Once more into the Fray!
Fray magazine, who, in their own words "...is about true, personal stories and original art..." is back. They went away a while ago as you might recall. I'd actually been a fan of the mag in the past.
When my friend, and art collective compatriot, Chris Bishop exercised his capacity as illustration wrangler there and asked me to contribute an illustration for their (then) forthcoming relaunch, I was pretty excited.
The final image is seen above, the full article it accompanies can be read here, and the (extensive) process work behind creating the image can be found below.

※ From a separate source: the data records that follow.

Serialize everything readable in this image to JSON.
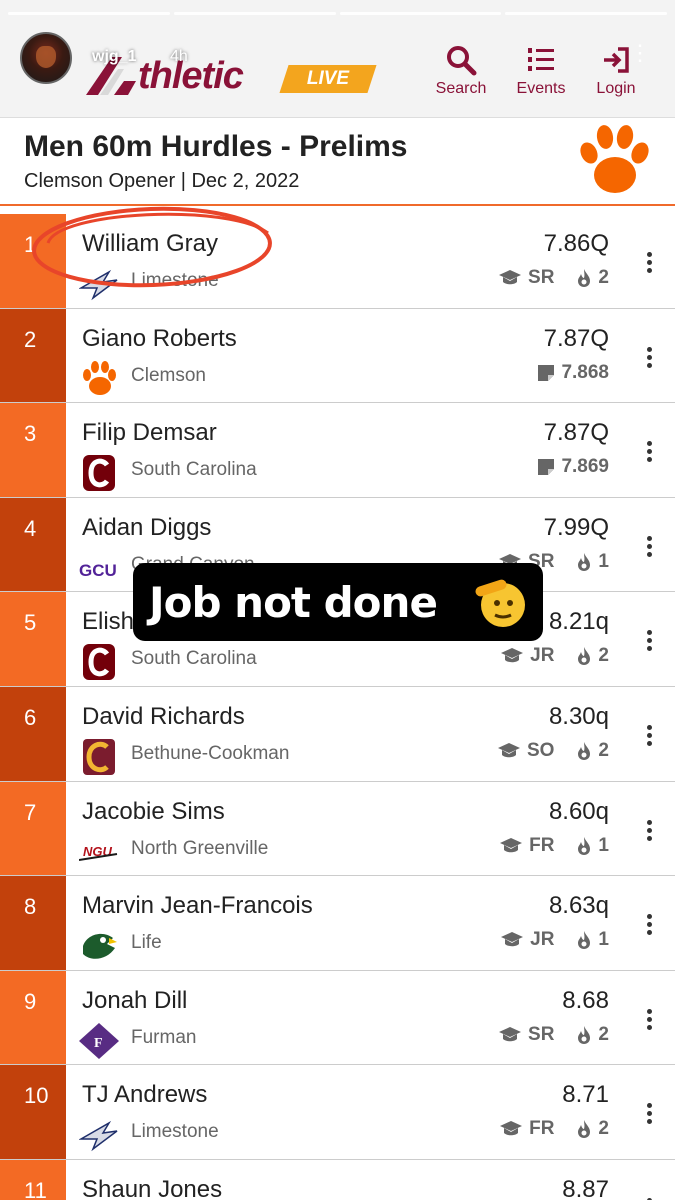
{
  "story": {
    "username": "wjg_1",
    "time": "4h",
    "caption": "Job not done",
    "caption_emoji": "saluting-face"
  },
  "header": {
    "logo_word": "thletic",
    "logo_live": "LIVE",
    "nav": [
      {
        "label": "Search",
        "icon": "search-icon"
      },
      {
        "label": "Events",
        "icon": "list-numbered-icon"
      },
      {
        "label": "Login",
        "icon": "login-icon"
      }
    ],
    "brand_color": "#8a1238"
  },
  "event": {
    "title": "Men 60m Hurdles - Prelims",
    "subtitle": "Clemson Opener | Dec 2, 2022"
  },
  "colors": {
    "place_light": "#f36a24",
    "place_dark": "#c2410c",
    "annotation": "#e8452a"
  },
  "results": [
    {
      "place": "1",
      "name": "William Gray",
      "team": "Limestone",
      "mark": "7.86Q",
      "meta_type": "class",
      "class_year": "SR",
      "heats": "2"
    },
    {
      "place": "2",
      "name": "Giano Roberts",
      "team": "Clemson",
      "mark": "7.87Q",
      "meta_type": "time",
      "precise": "7.868"
    },
    {
      "place": "3",
      "name": "Filip Demsar",
      "team": "South Carolina",
      "mark": "7.87Q",
      "meta_type": "time",
      "precise": "7.869"
    },
    {
      "place": "4",
      "name": "Aidan Diggs",
      "team": "Grand Canyon",
      "mark": "7.99Q",
      "meta_type": "class",
      "class_year": "SR",
      "heats": "1"
    },
    {
      "place": "5",
      "name": "Elisha",
      "team": "South Carolina",
      "mark": "8.21q",
      "meta_type": "class",
      "class_year": "JR",
      "heats": "2"
    },
    {
      "place": "6",
      "name": "David Richards",
      "team": "Bethune-Cookman",
      "mark": "8.30q",
      "meta_type": "class",
      "class_year": "SO",
      "heats": "2"
    },
    {
      "place": "7",
      "name": "Jacobie Sims",
      "team": "North Greenville",
      "mark": "8.60q",
      "meta_type": "class",
      "class_year": "FR",
      "heats": "1"
    },
    {
      "place": "8",
      "name": "Marvin Jean-Francois",
      "team": "Life",
      "mark": "8.63q",
      "meta_type": "class",
      "class_year": "JR",
      "heats": "1"
    },
    {
      "place": "9",
      "name": "Jonah Dill",
      "team": "Furman",
      "mark": "8.68",
      "meta_type": "class",
      "class_year": "SR",
      "heats": "2"
    },
    {
      "place": "10",
      "name": "TJ Andrews",
      "team": "Limestone",
      "mark": "8.71",
      "meta_type": "class",
      "class_year": "FR",
      "heats": "2"
    },
    {
      "place": "11",
      "name": "Shaun Jones",
      "team": "",
      "mark": "8.87",
      "meta_type": "none"
    }
  ]
}
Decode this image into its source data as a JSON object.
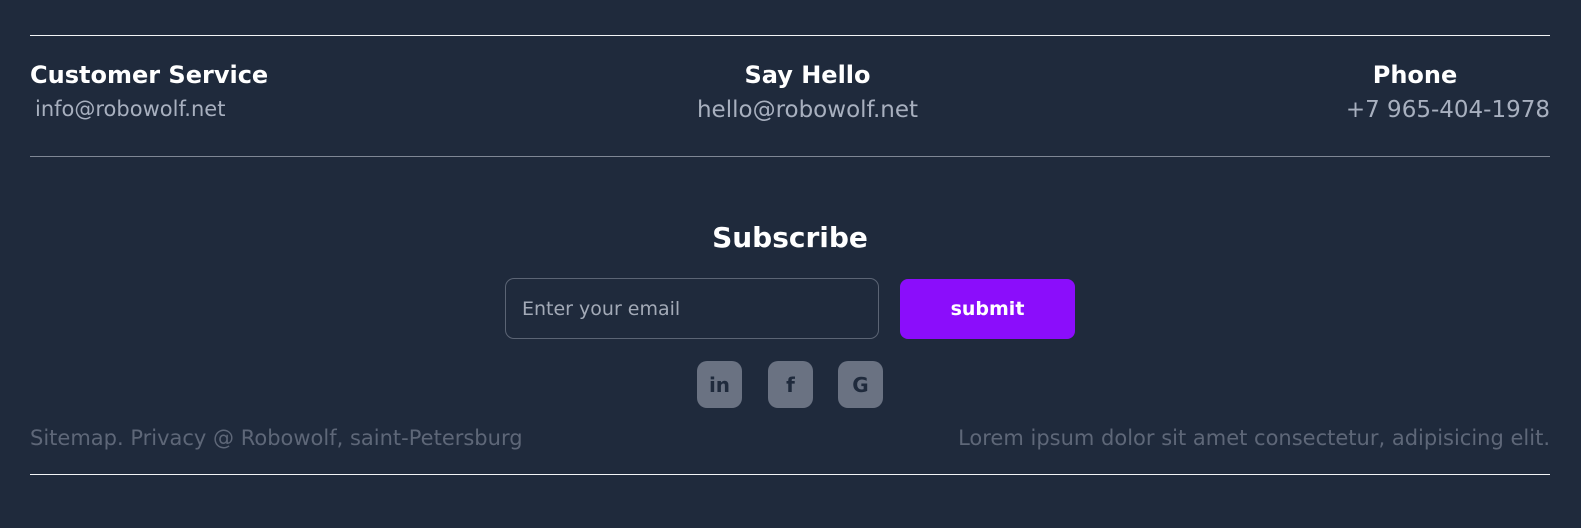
{
  "contacts": {
    "customer_service": {
      "title": "Customer Service",
      "value": "info@robowolf.net"
    },
    "say_hello": {
      "title": "Say Hello",
      "value": "hello@robowolf.net"
    },
    "phone": {
      "title": "Phone",
      "value": "+7 965-404-1978"
    }
  },
  "subscribe": {
    "title": "Subscribe",
    "email_placeholder": "Enter your email",
    "email_value": "",
    "submit_label": "submit"
  },
  "social": {
    "linkedin": {
      "icon": "linkedin-icon",
      "glyph": "in"
    },
    "facebook": {
      "icon": "facebook-icon",
      "glyph": "f"
    },
    "google": {
      "icon": "google-icon",
      "glyph": "G"
    }
  },
  "footer": {
    "left_text": "Sitemap. Privacy @ Robowolf, saint-Petersburg",
    "right_text": "Lorem ipsum dolor sit amet consectetur, adipisicing elit."
  },
  "colors": {
    "background": "#1f2a3c",
    "accent": "#8b0dfb",
    "social_bg": "#6a7282",
    "muted_text": "#5e6778"
  }
}
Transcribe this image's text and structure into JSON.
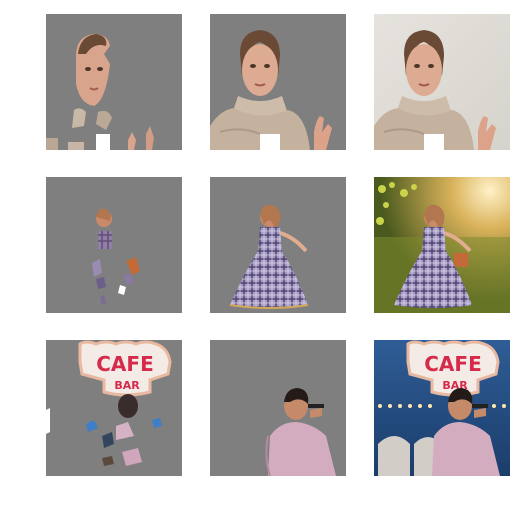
{
  "figure": {
    "rows": [
      {
        "subject": "woman in beige sweater holding cup",
        "panels": [
          "coarse-mask",
          "refined-mask",
          "original"
        ]
      },
      {
        "subject": "girl in plaid dress in sunny field",
        "panels": [
          "coarse-mask",
          "refined-mask",
          "original"
        ]
      },
      {
        "subject": "man singing in front of cafe bar sign",
        "panels": [
          "coarse-mask",
          "refined-mask",
          "original"
        ]
      }
    ],
    "sign": {
      "top_text": "CAFE",
      "bottom_text": "BAR"
    },
    "colors": {
      "mask_gray": "#7f7f7f",
      "background": "#ffffff"
    }
  }
}
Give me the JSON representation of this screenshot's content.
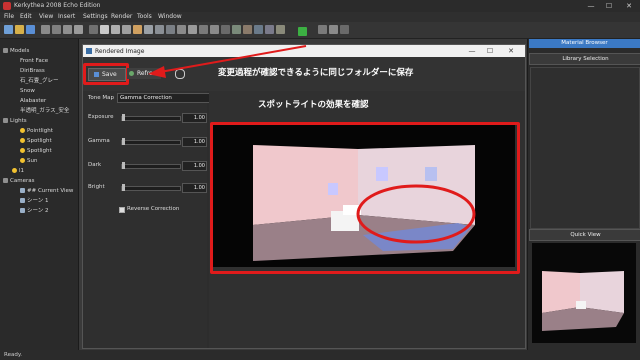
{
  "window": {
    "title": "Kerkythea 2008 Echo Edition",
    "minimize": "—",
    "maximize": "☐",
    "close": "✕"
  },
  "menu": {
    "items": [
      "File",
      "Edit",
      "View",
      "Insert",
      "Settings",
      "Render",
      "Tools",
      "Window"
    ]
  },
  "sidebar": {
    "models_label": "Models",
    "models": [
      "Front Face",
      "DiriBrass",
      "石_石畳_グレー",
      "Snow",
      "Alabaster",
      "半透明_ガラス_安全"
    ],
    "lights_label": "Lights",
    "lights": [
      "Pointlight",
      "Spotlight",
      "Spotlight",
      "Sun",
      "l1"
    ],
    "cameras_label": "Cameras",
    "cameras": [
      "## Current View",
      "シーン 1",
      "シーン 2"
    ]
  },
  "dialog": {
    "title": "Rendered Image",
    "minimize": "—",
    "maximize": "☐",
    "close": "✕",
    "save_label": "Save",
    "refresh_label": "Refresh",
    "tone_map_label": "Tone Map",
    "tone_map_value": "Gamma Correction",
    "exposure_label": "Exposure",
    "exposure_value": "1.00",
    "gamma_label": "Gamma",
    "gamma_value": "1.00",
    "dark_label": "Dark",
    "dark_value": "1.00",
    "bright_label": "Bright",
    "bright_value": "1.00",
    "reverse_correction_label": "Reverse Correction",
    "reverse_correction_checked": true
  },
  "annotations": {
    "text1": "変更過程が確認できるように同じフォルダーに保存",
    "text2": "スポットライトの効果を確認"
  },
  "right_panel": {
    "material_browser": "Material Browser",
    "library_selection": "Library Selection",
    "quick_view": "Quick View"
  },
  "status": {
    "text": "Ready."
  },
  "colors": {
    "annotation_red": "#e01b1b",
    "accent_blue": "#3b79c4"
  }
}
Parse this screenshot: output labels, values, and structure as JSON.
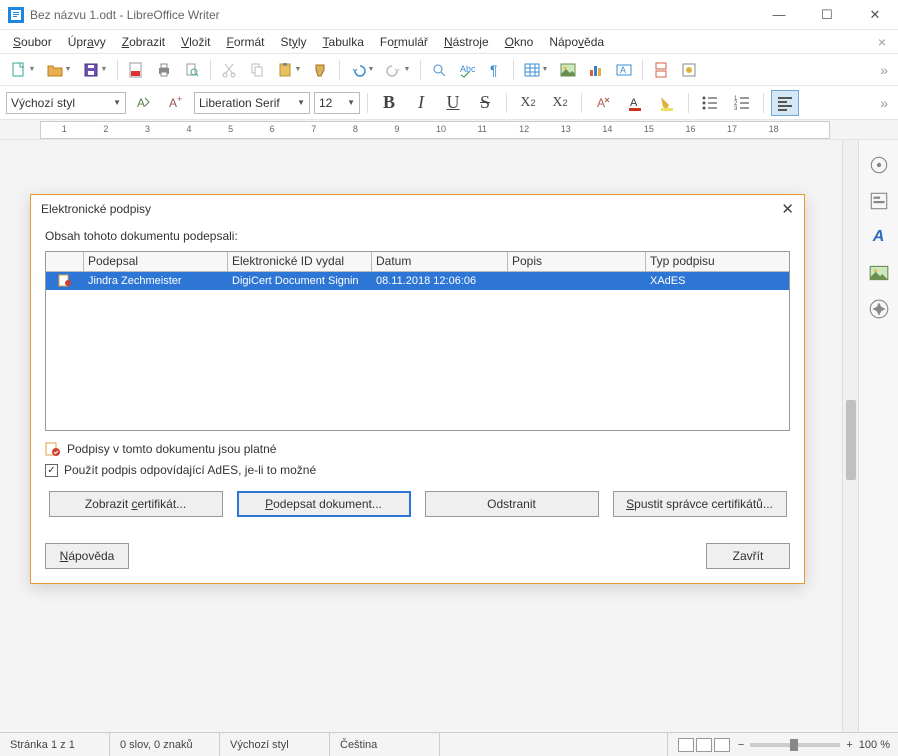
{
  "window": {
    "title": "Bez názvu 1.odt - LibreOffice Writer"
  },
  "menu": [
    "Soubor",
    "Úpravy",
    "Zobrazit",
    "Vložit",
    "Formát",
    "Styly",
    "Tabulka",
    "Formulář",
    "Nástroje",
    "Okno",
    "Nápověda"
  ],
  "toolbar": {
    "icons": [
      "new",
      "open",
      "save",
      "sep",
      "pdf",
      "print",
      "preview",
      "sep",
      "cut",
      "copy",
      "paste",
      "clone",
      "sep",
      "brush",
      "undo",
      "redo",
      "sep",
      "find",
      "spell",
      "pilcrow",
      "sep",
      "table",
      "image",
      "chart",
      "textbox",
      "sep",
      "pagebreak",
      "link",
      "comment",
      "sep"
    ]
  },
  "format": {
    "style": "Výchozí styl",
    "font": "Liberation Serif",
    "size": "12"
  },
  "ruler_numbers": [
    1,
    2,
    3,
    4,
    5,
    6,
    7,
    8,
    9,
    10,
    11,
    12,
    13,
    14,
    15,
    16,
    17,
    18
  ],
  "dialog": {
    "title": "Elektronické podpisy",
    "label": "Obsah tohoto dokumentu podepsali:",
    "columns": [
      "",
      "Podepsal",
      "Elektronické ID vydal",
      "Datum",
      "Popis",
      "Typ podpisu"
    ],
    "row": {
      "signer": "Jindra Zechmeister",
      "issuer": "DigiCert Document Signin",
      "date": "08.11.2018 12:06:06",
      "desc": "",
      "type": "XAdES"
    },
    "status": "Podpisy v tomto dokumentu jsou platné",
    "checkbox": "Použít podpis odpovídající AdES, je-li to možné",
    "btn_view": "Zobrazit certifikát...",
    "btn_sign": "Podepsat dokument...",
    "btn_remove": "Odstranit",
    "btn_mgr": "Spustit správce certifikátů...",
    "btn_help": "Nápověda",
    "btn_close": "Zavřít"
  },
  "statusbar": {
    "page": "Stránka 1 z 1",
    "words": "0 slov, 0 znaků",
    "style": "Výchozí styl",
    "lang": "Čeština",
    "zoom": "100 %"
  }
}
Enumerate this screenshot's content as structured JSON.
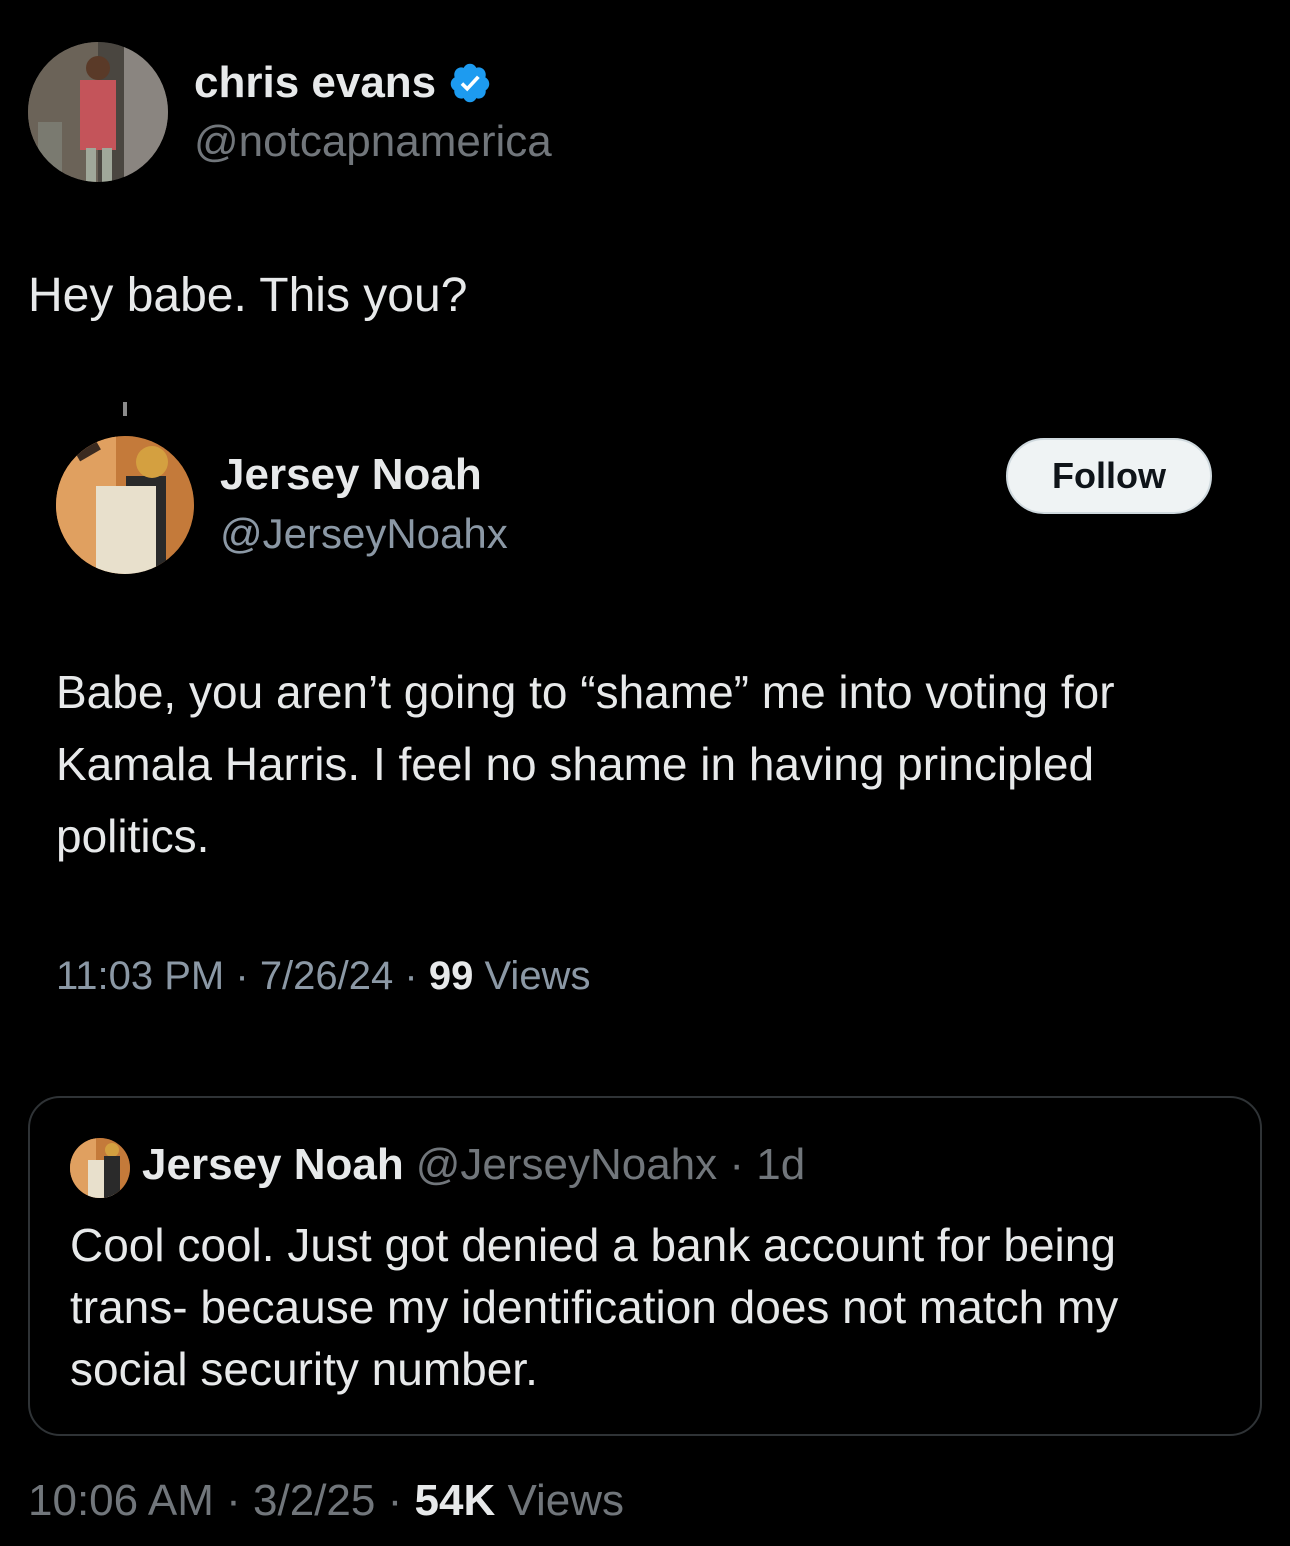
{
  "author": {
    "name": "chris evans",
    "handle": "@notcapnamerica",
    "verified_color": "#1d9bf0"
  },
  "tweet": {
    "text": "Hey babe. This you?"
  },
  "screenshot": {
    "name": "Jersey Noah",
    "handle": "@JerseyNoahx",
    "follow_label": "Follow",
    "body": "Babe, you aren’t going to “shame” me into voting for Kamala Harris. I feel no shame in having principled politics.",
    "time": "11:03 PM",
    "date": "7/26/24",
    "views_count": "99",
    "views_label": "Views"
  },
  "quote": {
    "name": "Jersey Noah",
    "handle": "@JerseyNoahx",
    "age": "1d",
    "body": "Cool cool. Just got denied a bank account for being trans- because my identification does not match my social security number."
  },
  "footer": {
    "time": "10:06 AM",
    "date": "3/2/25",
    "views_count": "54K",
    "views_label": "Views"
  }
}
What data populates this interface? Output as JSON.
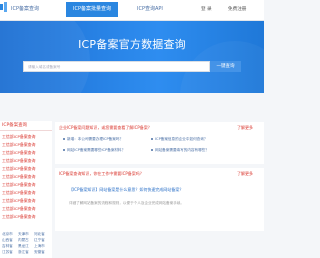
{
  "nav": {
    "items": [
      {
        "label": "ICP备案查询"
      },
      {
        "label": "ICP备案批量查询"
      },
      {
        "label": "ICP查询API"
      }
    ],
    "login": "登 录",
    "register": "免费注册"
  },
  "hero": {
    "title": "ICP备案官方数据查询",
    "placeholder": "请输入域名或备案号",
    "button": "一键查询"
  },
  "sidebar": {
    "header": "ICP备案查询",
    "links": [
      "工信部ICP备案查询",
      "工信部ICP备案查询",
      "工信部ICP备案查询",
      "工信部ICP备案查询",
      "工信部ICP备案查询",
      "工信部ICP备案查询",
      "工信部ICP备案查询",
      "工信部ICP备案查询",
      "工信部ICP备案查询",
      "工信部ICP备案查询",
      "工信部ICP备案查询"
    ],
    "bottom_links": [
      "北京市",
      "天津市",
      "河北省",
      "山西省",
      "内蒙古",
      "辽宁省",
      "吉林省",
      "黑龙江",
      "上海市",
      "江苏省",
      "浙江省",
      "安徽省",
      "福建省",
      "江西省",
      "山东省"
    ]
  },
  "faq": {
    "header": "企业ICP备案问题知识，或您需要查看了解ICP备案？",
    "more": "了解更多",
    "questions": [
      "新增：本公司需要办理ICP备案吗？",
      "ICP备案信息的企业中如何查询？",
      "网站ICP备案需要哪些ICP备案材料？",
      "网站备案需要填写的内容有哪些？"
    ]
  },
  "news": {
    "header": "ICP备案查询知识，你在工作中需要ICP备案吗？",
    "more": "了解更多",
    "article_title": "【ICP备案知识】网站备案是什么意思？如何快速完成网站备案？",
    "article_desc": "详细了解网站备案的流程和规则，以便于个人及企业完成网站备案手续。"
  }
}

Initially, I doodled a quick sketch in Alias Sketchbook Pro. I like the program's simple tools. They force me to not spend a ton of time on this step, which is good. As you'll see, the image changes a lot from this color rough as we go on.
After figuring out the colors, or so I thought, I started inking the piece. I knew that the bank robber in the tale needed to look smug and satisfied. He thinks he got away with his heist. I planned on putting a helicopter in the side window, but time would later dictate otherwise.
Herein lies the point of derailment. I had just reinstalled Painter 6.1. Yes, you read that right, Metacreation's Painter 6. Not Corel's subsequent releases. What can I say? I'm a purist! I wanted to try and lay some painterly colors under the inks as a sort of cathartic experimentation. No one wants to stagnate, right? Trying new things is integral to getting better.
Note the pathetic, laughable, placeholder helicopter!
I wasn't feeling the color scheme any longer, so I jumped into a total repaint under the inks. Since this method isn't my typical one, I was really feeling around blindly and hoping for something to just click.
While not bad, my lack of experience with this style ultimately slowed me down.
As I should've done from the start, I opted for my normal style. Things immediately started to feel right with the piece.
Some further tweaking with the colors, and I was pretty confident I could wrap it up quickly (which was necessary - I had wasted much of my own time with the painterly experimentation).
Ultimately, I opted for a strong red and blue lightsource to indicate the presence of the police and, while not as fun or engaging as a helicopter, it suffices. Lesson learned: experiment on work that doesn't have a deadline!
One last thing; I haven't had much of a chance to post lately, but I have been reading. You guys are really blowing shit outta the water. Yay for y'all!